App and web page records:
● ● ● ●

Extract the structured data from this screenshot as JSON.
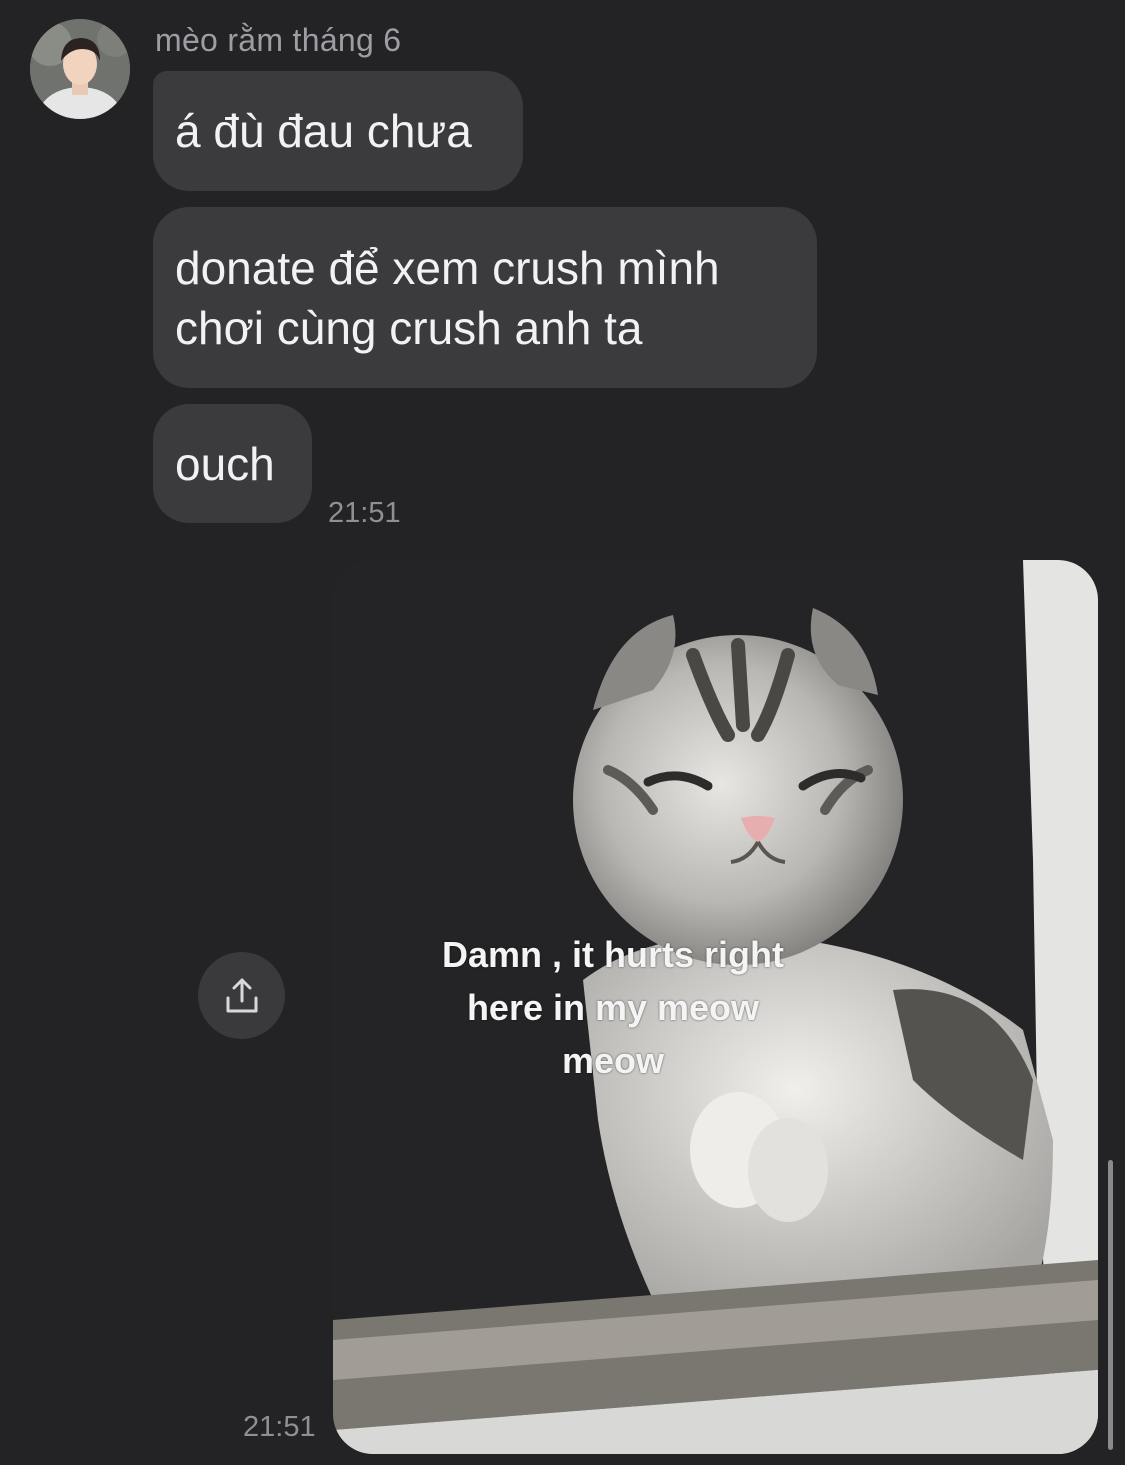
{
  "conversation": {
    "sender_name": "mèo rằm tháng 6",
    "avatar_icon": "profile-photo",
    "messages": [
      {
        "text": "á đù đau chưa"
      },
      {
        "lines": [
          "donate để xem crush mình",
          "chơi cùng crush anh ta"
        ]
      },
      {
        "text": "ouch"
      }
    ],
    "text_group_timestamp": "21:51",
    "image_message": {
      "caption_lines": [
        "Damn , it hurts right",
        "here in my meow",
        "meow"
      ],
      "timestamp": "21:51",
      "share_icon": "share-icon"
    }
  },
  "colors": {
    "background": "#232325",
    "bubble": "#3b3b3e",
    "text": "#f2f2f4",
    "muted": "#8f8f94"
  }
}
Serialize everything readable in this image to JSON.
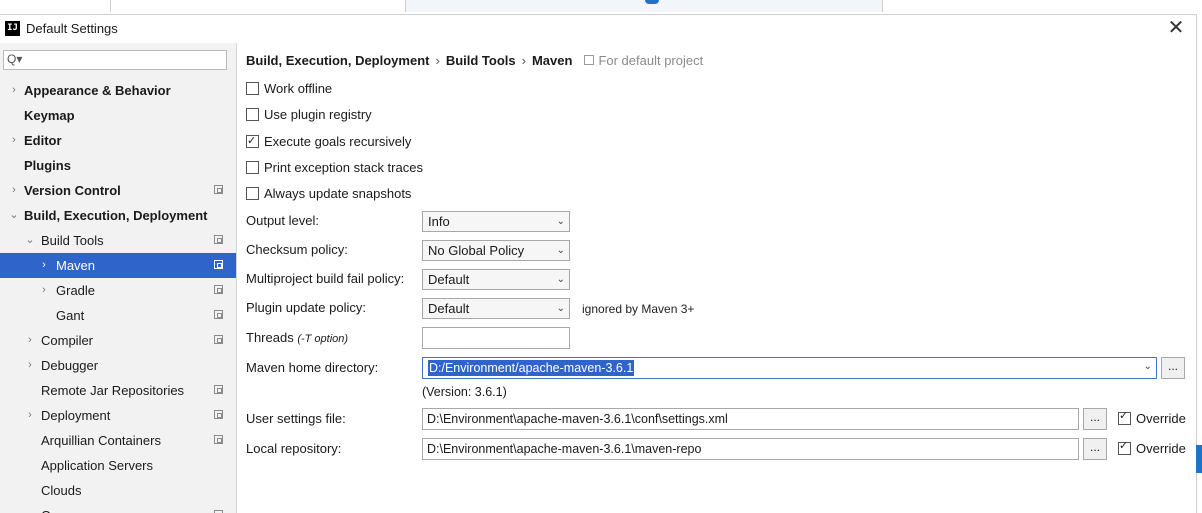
{
  "window": {
    "title": "Default Settings",
    "app_icon_text": "IJ",
    "close_glyph": "✕"
  },
  "sidebar": {
    "search_glyph": "Q▾",
    "items": [
      {
        "label": "Appearance & Behavior",
        "level": 0,
        "arrow": "›",
        "bold": true,
        "project": false
      },
      {
        "label": "Keymap",
        "level": 0,
        "arrow": "",
        "bold": true,
        "project": false
      },
      {
        "label": "Editor",
        "level": 0,
        "arrow": "›",
        "bold": true,
        "project": false
      },
      {
        "label": "Plugins",
        "level": 0,
        "arrow": "",
        "bold": true,
        "project": false
      },
      {
        "label": "Version Control",
        "level": 0,
        "arrow": "›",
        "bold": true,
        "project": true
      },
      {
        "label": "Build, Execution, Deployment",
        "level": 0,
        "arrow": "⌄",
        "bold": true,
        "project": false
      },
      {
        "label": "Build Tools",
        "level": 1,
        "arrow": "⌄",
        "bold": false,
        "project": true
      },
      {
        "label": "Maven",
        "level": 2,
        "arrow": "›",
        "bold": false,
        "project": true,
        "selected": true
      },
      {
        "label": "Gradle",
        "level": 2,
        "arrow": "›",
        "bold": false,
        "project": true
      },
      {
        "label": "Gant",
        "level": 2,
        "arrow": "",
        "bold": false,
        "project": true
      },
      {
        "label": "Compiler",
        "level": 1,
        "arrow": "›",
        "bold": false,
        "project": true
      },
      {
        "label": "Debugger",
        "level": 1,
        "arrow": "›",
        "bold": false,
        "project": false
      },
      {
        "label": "Remote Jar Repositories",
        "level": 1,
        "arrow": "",
        "bold": false,
        "project": true
      },
      {
        "label": "Deployment",
        "level": 1,
        "arrow": "›",
        "bold": false,
        "project": true
      },
      {
        "label": "Arquillian Containers",
        "level": 1,
        "arrow": "",
        "bold": false,
        "project": true
      },
      {
        "label": "Application Servers",
        "level": 1,
        "arrow": "",
        "bold": false,
        "project": false
      },
      {
        "label": "Clouds",
        "level": 1,
        "arrow": "",
        "bold": false,
        "project": false
      },
      {
        "label": "Coverage",
        "level": 1,
        "arrow": "",
        "bold": false,
        "project": true
      }
    ]
  },
  "breadcrumb": {
    "parts": [
      "Build, Execution, Deployment",
      "Build Tools",
      "Maven"
    ],
    "sep": "›",
    "scope": "For default project"
  },
  "checkboxes": [
    {
      "label": "Work offline",
      "checked": false
    },
    {
      "label": "Use plugin registry",
      "checked": false
    },
    {
      "label": "Execute goals recursively",
      "checked": true
    },
    {
      "label": "Print exception stack traces",
      "checked": false
    },
    {
      "label": "Always update snapshots",
      "checked": false
    }
  ],
  "form": {
    "output_level": {
      "label": "Output level:",
      "value": "Info"
    },
    "checksum_policy": {
      "label": "Checksum policy:",
      "value": "No Global Policy"
    },
    "multiproject_fail": {
      "label": "Multiproject build fail policy:",
      "value": "Default"
    },
    "plugin_update": {
      "label": "Plugin update policy:",
      "value": "Default",
      "note": "ignored by Maven 3+"
    },
    "threads": {
      "label": "Threads",
      "hint": "(-T option)",
      "value": ""
    },
    "maven_home": {
      "label": "Maven home directory:",
      "value": "D:/Environment/apache-maven-3.6.1",
      "version": "(Version: 3.6.1)"
    },
    "user_settings": {
      "label": "User settings file:",
      "value": "D:\\Environment\\apache-maven-3.6.1\\conf\\settings.xml",
      "override": "Override",
      "override_checked": true
    },
    "local_repo": {
      "label": "Local repository:",
      "value": "D:\\Environment\\apache-maven-3.6.1\\maven-repo",
      "override": "Override",
      "override_checked": true
    },
    "browse_label": "...",
    "dropdown_glyph": "⌄"
  },
  "colors": {
    "selection": "#2f65ca",
    "sidebar_bg": "#f2f2f2",
    "accent": "#1e73c8"
  }
}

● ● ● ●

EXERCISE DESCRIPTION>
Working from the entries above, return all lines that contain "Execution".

SOLUTION FOR THIS EXERCISE>
        "label": "Build, Execution, Deployment",
      "Build, Execution, Deployment",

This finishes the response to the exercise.